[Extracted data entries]
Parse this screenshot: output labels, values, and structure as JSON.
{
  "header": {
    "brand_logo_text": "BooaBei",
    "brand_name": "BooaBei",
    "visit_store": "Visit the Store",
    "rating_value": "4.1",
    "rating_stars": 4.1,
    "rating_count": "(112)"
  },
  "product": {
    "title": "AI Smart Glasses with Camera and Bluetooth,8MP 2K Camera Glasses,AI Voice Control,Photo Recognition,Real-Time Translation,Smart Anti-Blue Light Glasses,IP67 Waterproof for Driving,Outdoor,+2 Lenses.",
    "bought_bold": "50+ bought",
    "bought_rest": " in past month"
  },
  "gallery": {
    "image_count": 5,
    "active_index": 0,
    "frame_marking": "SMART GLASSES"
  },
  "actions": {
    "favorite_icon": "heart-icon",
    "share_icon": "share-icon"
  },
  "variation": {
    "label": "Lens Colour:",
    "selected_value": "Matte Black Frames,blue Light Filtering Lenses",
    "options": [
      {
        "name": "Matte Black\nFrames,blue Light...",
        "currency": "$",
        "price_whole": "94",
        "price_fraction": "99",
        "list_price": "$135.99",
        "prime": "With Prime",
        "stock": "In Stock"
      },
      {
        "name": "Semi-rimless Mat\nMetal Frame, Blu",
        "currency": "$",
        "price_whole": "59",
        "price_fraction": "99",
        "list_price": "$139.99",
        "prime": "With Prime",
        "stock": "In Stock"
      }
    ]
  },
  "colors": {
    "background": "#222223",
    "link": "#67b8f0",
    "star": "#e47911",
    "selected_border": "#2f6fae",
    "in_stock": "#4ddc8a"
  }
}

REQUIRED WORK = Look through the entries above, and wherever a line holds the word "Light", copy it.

ANSWER SPACE =
    "title": "AI Smart Glasses with Camera and Bluetooth,8MP 2K Camera Glasses,AI Voice Control,Photo Recognition,Real-Time Translation,Smart Anti-Blue Light Glasses,IP67 Waterproof for Driving,Outdoor,+2 Lenses.",
    "selected_value": "Matte Black Frames,blue Light Filtering Lenses",
        "name": "Matte Black\nFrames,blue Light...",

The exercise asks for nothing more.